▶ Work request:
No pictures belong in the answer. Repeat all the entries exactly.

▶ Supplied material:
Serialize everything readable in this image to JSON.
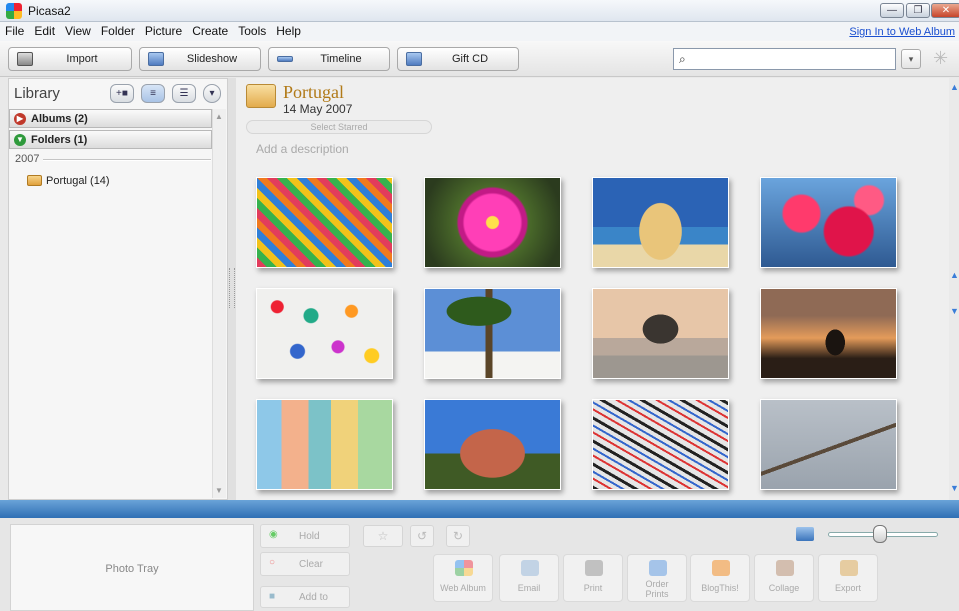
{
  "window": {
    "title": "Picasa2",
    "min": "—",
    "max": "❐",
    "close": "✕"
  },
  "menu": {
    "items": [
      "File",
      "Edit",
      "View",
      "Folder",
      "Picture",
      "Create",
      "Tools",
      "Help"
    ],
    "sign_in": "Sign In to Web Album"
  },
  "toolbar": {
    "import": "Import",
    "slideshow": "Slideshow",
    "timeline": "Timeline",
    "gift_cd": "Gift CD",
    "search_placeholder": "",
    "search_options": "▾"
  },
  "library": {
    "title": "Library",
    "albums": "Albums (2)",
    "folders": "Folders (1)",
    "year": "2007",
    "folder_item": "Portugal (14)"
  },
  "album": {
    "title": "Portugal",
    "date": "14 May 2007",
    "select_starred": "Select Starred",
    "add_description": "Add a description"
  },
  "tray": {
    "photo_tray": "Photo Tray",
    "hold": "Hold",
    "clear": "Clear",
    "add_to": "Add to",
    "actions": [
      "Web Album",
      "Email",
      "Print",
      "Order Prints",
      "BlogThis!",
      "Collage",
      "Export"
    ]
  }
}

▶ Result of this exercise:
Serialize everything readable in this image to JSON.
{
  "window": {
    "title": "Picasa2",
    "min": "—",
    "max": "❐",
    "close": "✕"
  },
  "menu": {
    "items": [
      "File",
      "Edit",
      "View",
      "Folder",
      "Picture",
      "Create",
      "Tools",
      "Help"
    ],
    "sign_in": "Sign In to Web Album"
  },
  "toolbar": {
    "import": "Import",
    "slideshow": "Slideshow",
    "timeline": "Timeline",
    "gift_cd": "Gift CD",
    "search_placeholder": "",
    "search_options": "▾"
  },
  "library": {
    "title": "Library",
    "albums": "Albums (2)",
    "folders": "Folders (1)",
    "year": "2007",
    "folder_item": "Portugal (14)"
  },
  "album": {
    "title": "Portugal",
    "date": "14 May 2007",
    "select_starred": "Select Starred",
    "add_description": "Add a description"
  },
  "tray": {
    "photo_tray": "Photo Tray",
    "hold": "Hold",
    "clear": "Clear",
    "add_to": "Add to",
    "actions": [
      "Web Album",
      "Email",
      "Print",
      "Order Prints",
      "BlogThis!",
      "Collage",
      "Export"
    ]
  }
}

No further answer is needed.